If a line in the entries includes "with", show that line.
•••
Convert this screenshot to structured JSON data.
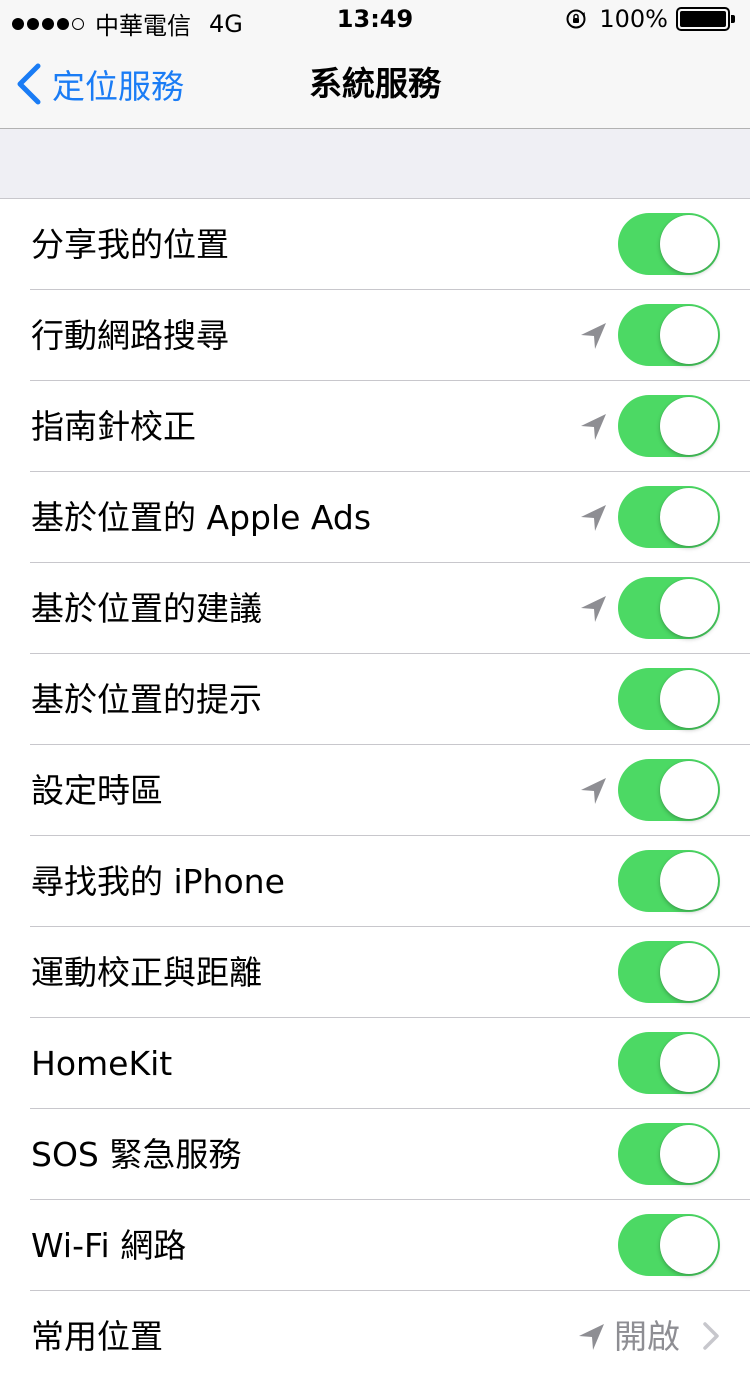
{
  "status_bar": {
    "carrier": "中華電信",
    "network": "4G",
    "time": "13:49",
    "battery": "100%"
  },
  "nav": {
    "back_label": "定位服務",
    "title": "系統服務"
  },
  "rows": [
    {
      "label": "分享我的位置",
      "on": true,
      "arrow": false
    },
    {
      "label": "行動網路搜尋",
      "on": true,
      "arrow": true
    },
    {
      "label": "指南針校正",
      "on": true,
      "arrow": true
    },
    {
      "label": "基於位置的 Apple Ads",
      "on": true,
      "arrow": true
    },
    {
      "label": "基於位置的建議",
      "on": true,
      "arrow": true
    },
    {
      "label": "基於位置的提示",
      "on": true,
      "arrow": false
    },
    {
      "label": "設定時區",
      "on": true,
      "arrow": true
    },
    {
      "label": "尋找我的 iPhone",
      "on": true,
      "arrow": false
    },
    {
      "label": "運動校正與距離",
      "on": true,
      "arrow": false
    },
    {
      "label": "HomeKit",
      "on": true,
      "arrow": false
    },
    {
      "label": "SOS 緊急服務",
      "on": true,
      "arrow": false
    },
    {
      "label": "Wi-Fi 網路",
      "on": true,
      "arrow": false
    }
  ],
  "frequent_locations": {
    "label": "常用位置",
    "value": "開啟"
  },
  "colors": {
    "toggle_on": "#4cd964",
    "accent": "#1a7cf5",
    "arrow_gray": "#8e8e93"
  }
}
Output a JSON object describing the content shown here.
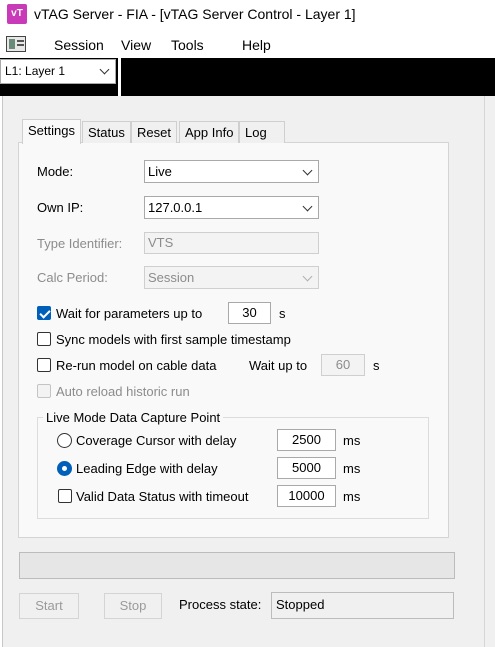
{
  "window": {
    "app_icon_text": "vT",
    "title": "vTAG Server - FIA - [vTAG Server Control - Layer 1]"
  },
  "menu": {
    "items": [
      "Session",
      "View",
      "Tools",
      "Help"
    ]
  },
  "layer_selector": {
    "value": "L1: Layer 1"
  },
  "tabs": [
    {
      "label": "Settings",
      "active": true
    },
    {
      "label": "Status",
      "active": false
    },
    {
      "label": "Reset",
      "active": false
    },
    {
      "label": "App Info",
      "active": false
    },
    {
      "label": "Log",
      "active": false
    }
  ],
  "settings": {
    "mode": {
      "label": "Mode:",
      "value": "Live"
    },
    "own_ip": {
      "label": "Own IP:",
      "value": "127.0.0.1"
    },
    "type_identifier": {
      "label": "Type Identifier:",
      "value": "VTS"
    },
    "calc_period": {
      "label": "Calc Period:",
      "value": "Session"
    },
    "wait_for_params": {
      "label": "Wait for parameters up to",
      "value": "30",
      "unit": "s",
      "checked": true
    },
    "sync_models": {
      "label": "Sync models with first sample timestamp",
      "checked": false
    },
    "rerun_model": {
      "label": "Re-run model on cable data",
      "checked": false,
      "wait_label": "Wait up to",
      "wait_value": "60",
      "wait_unit": "s"
    },
    "auto_reload": {
      "label": "Auto reload historic run",
      "checked": false,
      "disabled": true
    }
  },
  "capture_point": {
    "title": "Live Mode Data Capture Point",
    "options": [
      {
        "label": "Coverage Cursor with delay",
        "value": "2500",
        "unit": "ms",
        "selected": false
      },
      {
        "label": "Leading Edge with delay",
        "value": "5000",
        "unit": "ms",
        "selected": true
      }
    ],
    "valid_data": {
      "label": "Valid Data Status with timeout",
      "value": "10000",
      "unit": "ms",
      "checked": false
    }
  },
  "footer": {
    "start_label": "Start",
    "stop_label": "Stop",
    "process_state_label": "Process state:",
    "process_state_value": "Stopped"
  },
  "colors": {
    "accent": "#005fb8",
    "app_icon": "#c83ab8",
    "panel_bg": "#f0f0f0"
  }
}
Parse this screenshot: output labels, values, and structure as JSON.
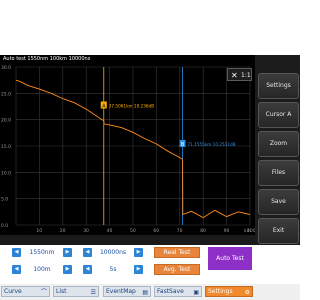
{
  "trace": {
    "title": "Auto test 1550nm 100km 10000ns",
    "zoom_label": "1:1",
    "y_ticks": [
      "30.0",
      "25.0",
      "20.0",
      "15.0",
      "10.0",
      "5.0",
      "0.0"
    ],
    "x_ticks": [
      "10",
      "20",
      "30",
      "40",
      "50",
      "60",
      "70",
      "80",
      "90",
      "100"
    ],
    "x_unit": "km",
    "cursor_a": {
      "label": "A",
      "readout": "37.5061km 19.236dB"
    },
    "cursor_b": {
      "label": "B",
      "readout": "71.1555km 10.2511dB"
    }
  },
  "sidebar": {
    "items": [
      "Settings",
      "Cursor A",
      "Zoom",
      "Files",
      "Save",
      "Exit"
    ]
  },
  "controls": {
    "wavelength": "1550nm",
    "pulse": "10000ns",
    "range": "100m",
    "time": "5s",
    "real_test": "Real Test",
    "avg_test": "Avg. Test",
    "auto_test": "Auto Test"
  },
  "tabs": [
    "Curve",
    "List",
    "EventMap",
    "FastSave",
    "Settings"
  ],
  "colors": {
    "trace": "#ff8c1a",
    "cursor_a": "#ffb000",
    "cursor_b": "#2f8fe6",
    "grid": "#3a3a3a",
    "auto_test_bg": "#8e2fc7",
    "accent_button": "#e8853a",
    "arrow_button": "#2b84d6"
  },
  "chart_data": {
    "type": "line",
    "xlabel": "km",
    "ylabel": "",
    "xlim": [
      0,
      100
    ],
    "ylim": [
      0,
      30
    ],
    "series": [
      {
        "x": [
          0,
          2,
          5,
          10,
          15,
          20,
          25,
          30,
          35,
          37.5,
          37.6,
          40,
          45,
          50,
          55,
          60,
          65,
          70,
          71.2,
          71.3,
          75,
          80,
          85,
          90,
          95,
          100
        ],
        "y": [
          27.5,
          27.2,
          26.5,
          25.8,
          25.0,
          24.0,
          23.2,
          22.0,
          20.5,
          19.8,
          19.2,
          19.0,
          18.5,
          17.6,
          16.4,
          15.4,
          14.0,
          12.8,
          12.5,
          2.0,
          2.6,
          1.4,
          2.8,
          1.6,
          2.5,
          2.0
        ]
      }
    ],
    "markers": [
      {
        "name": "A",
        "x": 37.5061,
        "y": 19.236
      },
      {
        "name": "B",
        "x": 71.1555,
        "y": 10.2511
      }
    ]
  }
}
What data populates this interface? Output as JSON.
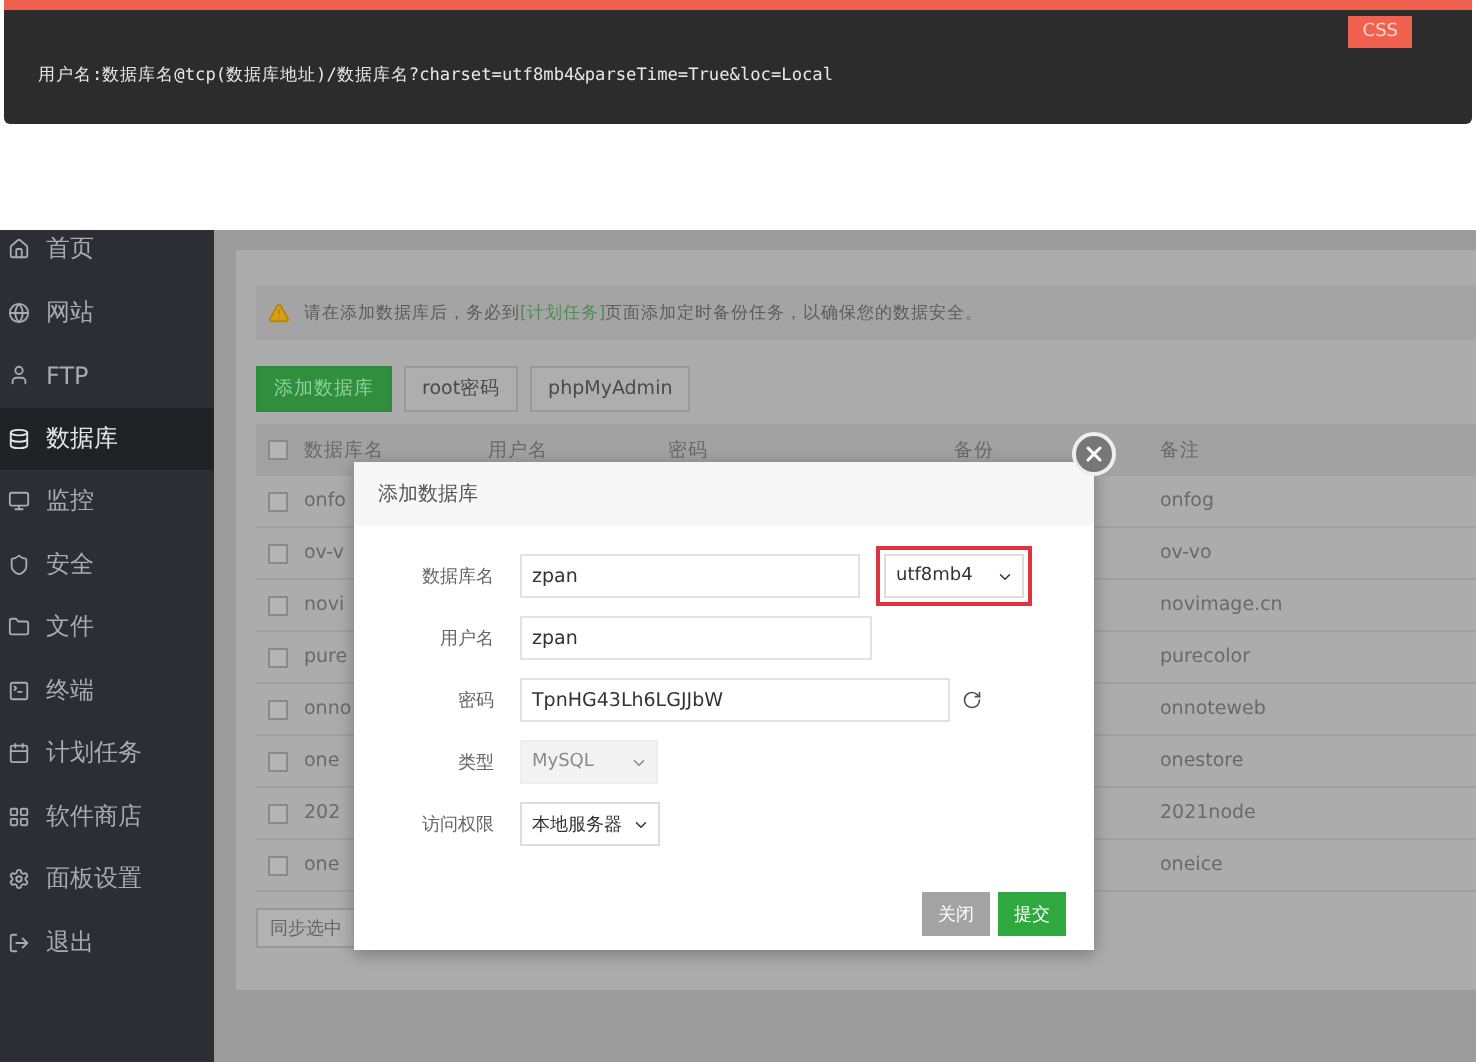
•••
#### RESULT OF THIS TASK
      "label": "Sync models with first sample timestamp",
        "label": "Coverage Cursor with delay",
        "label": "Leading Edge with delay",
      "label": "Valid Data Status with timeout",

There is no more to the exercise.